Material provided below:

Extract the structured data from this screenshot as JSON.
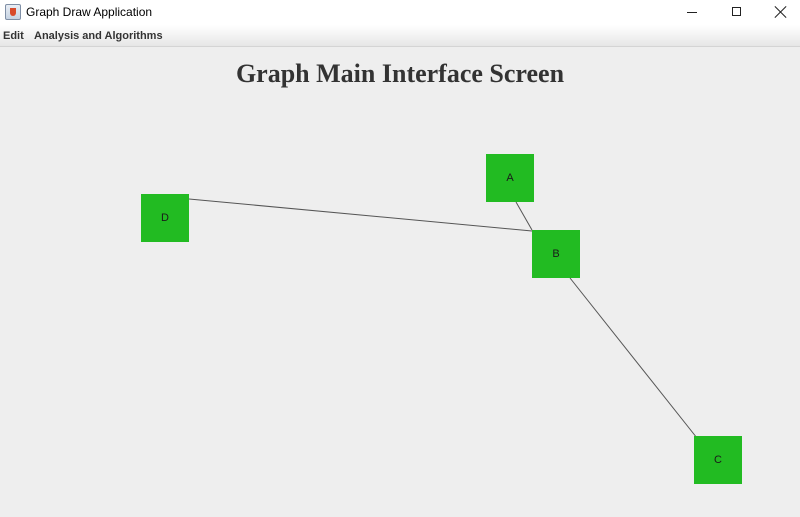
{
  "window": {
    "title": "Graph Draw Application",
    "controls": {
      "minimize": "minimize",
      "maximize": "maximize",
      "close": "close"
    }
  },
  "menubar": {
    "items": [
      {
        "label": "Edit"
      },
      {
        "label": "Analysis and Algorithms"
      }
    ]
  },
  "canvas": {
    "heading": "Graph Main Interface Screen",
    "node_color": "#22bb22",
    "edge_color": "#555555",
    "background_color": "#eeeeee"
  },
  "graph": {
    "nodes": [
      {
        "id": "A",
        "label": "A"
      },
      {
        "id": "B",
        "label": "B"
      },
      {
        "id": "C",
        "label": "C"
      },
      {
        "id": "D",
        "label": "D"
      }
    ],
    "edges": [
      {
        "from": "A",
        "to": "B"
      },
      {
        "from": "D",
        "to": "B"
      },
      {
        "from": "B",
        "to": "C"
      }
    ]
  }
}
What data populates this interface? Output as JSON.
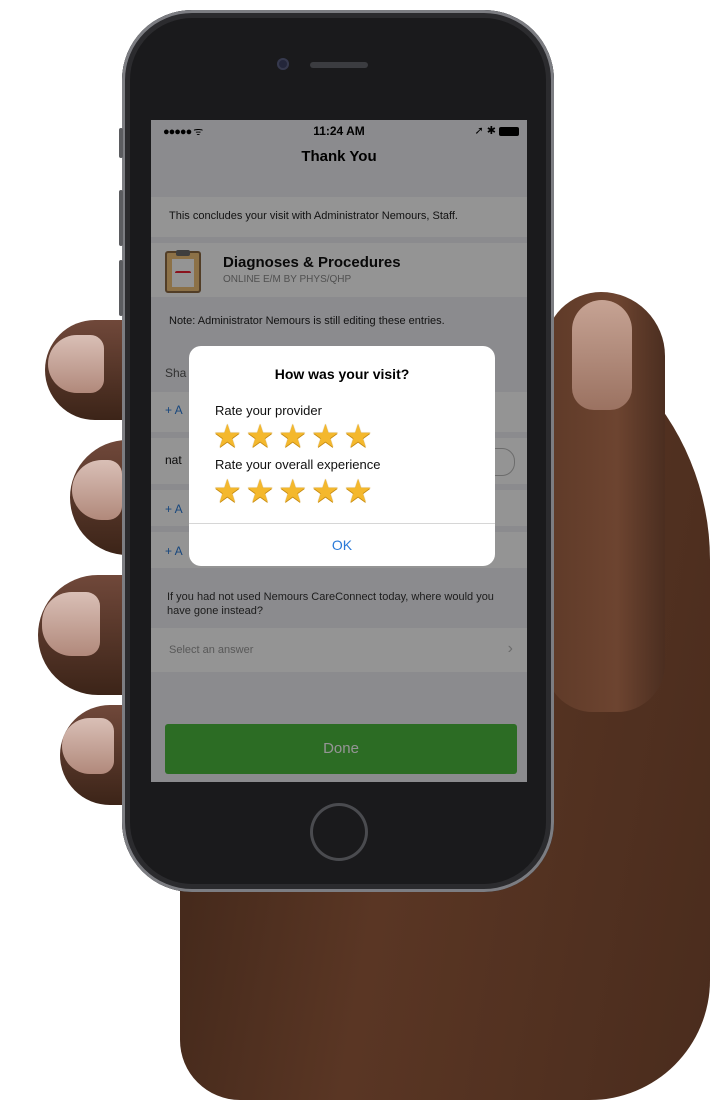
{
  "status_bar": {
    "signal": "●●●●● ᯤ",
    "time": "11:24 AM",
    "right_icons": "➚ ✱"
  },
  "nav": {
    "title": "Thank You"
  },
  "conclusion": {
    "text": "This concludes your visit with Administrator Nemours, Staff."
  },
  "diagnoses": {
    "title": "Diagnoses & Procedures",
    "subtitle": "ONLINE E/M BY PHYS/QHP",
    "icon": "clipboard-icon"
  },
  "note": {
    "text": "Note: Administrator Nemours is still editing these entries."
  },
  "background_rows": {
    "share_stub": "Sha",
    "add_stub_1": "+ A",
    "nat_stub": "nat",
    "add_stub_2": "+ A",
    "add_stub_3": "+ A"
  },
  "question": {
    "text": "If you had not used Nemours CareConnect today, where would you have gone instead?"
  },
  "answer": {
    "placeholder": "Select an answer",
    "chevron": "›"
  },
  "done_button": {
    "label": "Done"
  },
  "rating_dialog": {
    "title": "How was your visit?",
    "provider_label": "Rate your provider",
    "provider_stars": [
      "★",
      "★",
      "★",
      "★",
      "★"
    ],
    "provider_rating": 5,
    "experience_label": "Rate your overall experience",
    "experience_stars": [
      "★",
      "★",
      "★",
      "★",
      "★"
    ],
    "experience_rating": 5,
    "ok_label": "OK"
  },
  "colors": {
    "accent_blue": "#2a7ad8",
    "done_green": "#4cba3e",
    "star_gold": "#f4b82d"
  }
}
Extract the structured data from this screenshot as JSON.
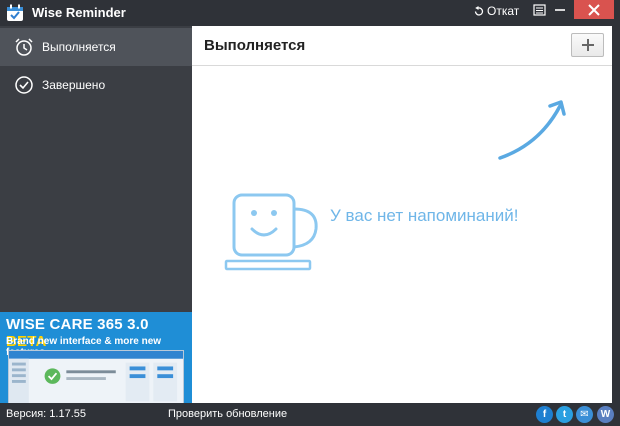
{
  "window": {
    "title": "Wise Reminder",
    "undo_label": "Откат"
  },
  "sidebar": {
    "items": [
      {
        "label": "Выполняется",
        "icon": "alarm-clock-icon",
        "active": true
      },
      {
        "label": "Завершено",
        "icon": "check-circle-icon",
        "active": false
      }
    ],
    "ad": {
      "title_main": "WISE CARE 365 3.0 ",
      "title_beta": "BETA",
      "subtitle": "Brand new interface & more new features"
    }
  },
  "main": {
    "title": "Выполняется",
    "add_icon": "plus-icon",
    "empty_message": "У вас нет напоминаний!"
  },
  "statusbar": {
    "version": "Версия: 1.17.55",
    "update_label": "Проверить обновление",
    "social": [
      "f",
      "t",
      "✉",
      "W"
    ]
  },
  "colors": {
    "dark": "#2f3238",
    "sidebar": "#3b3e44",
    "active_item": "#4f535a",
    "accent_light_blue": "#8cc8f0",
    "close_red": "#d9534f",
    "ad_blue": "#1f8ed6"
  }
}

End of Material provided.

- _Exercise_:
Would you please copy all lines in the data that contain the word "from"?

- _Answer to the problem_:
Extract the structured data from this screenshot as JSON.
        "from": "A",
        "from": "D",
        "from": "B",
Extract the structured data from this screenshot as JSON.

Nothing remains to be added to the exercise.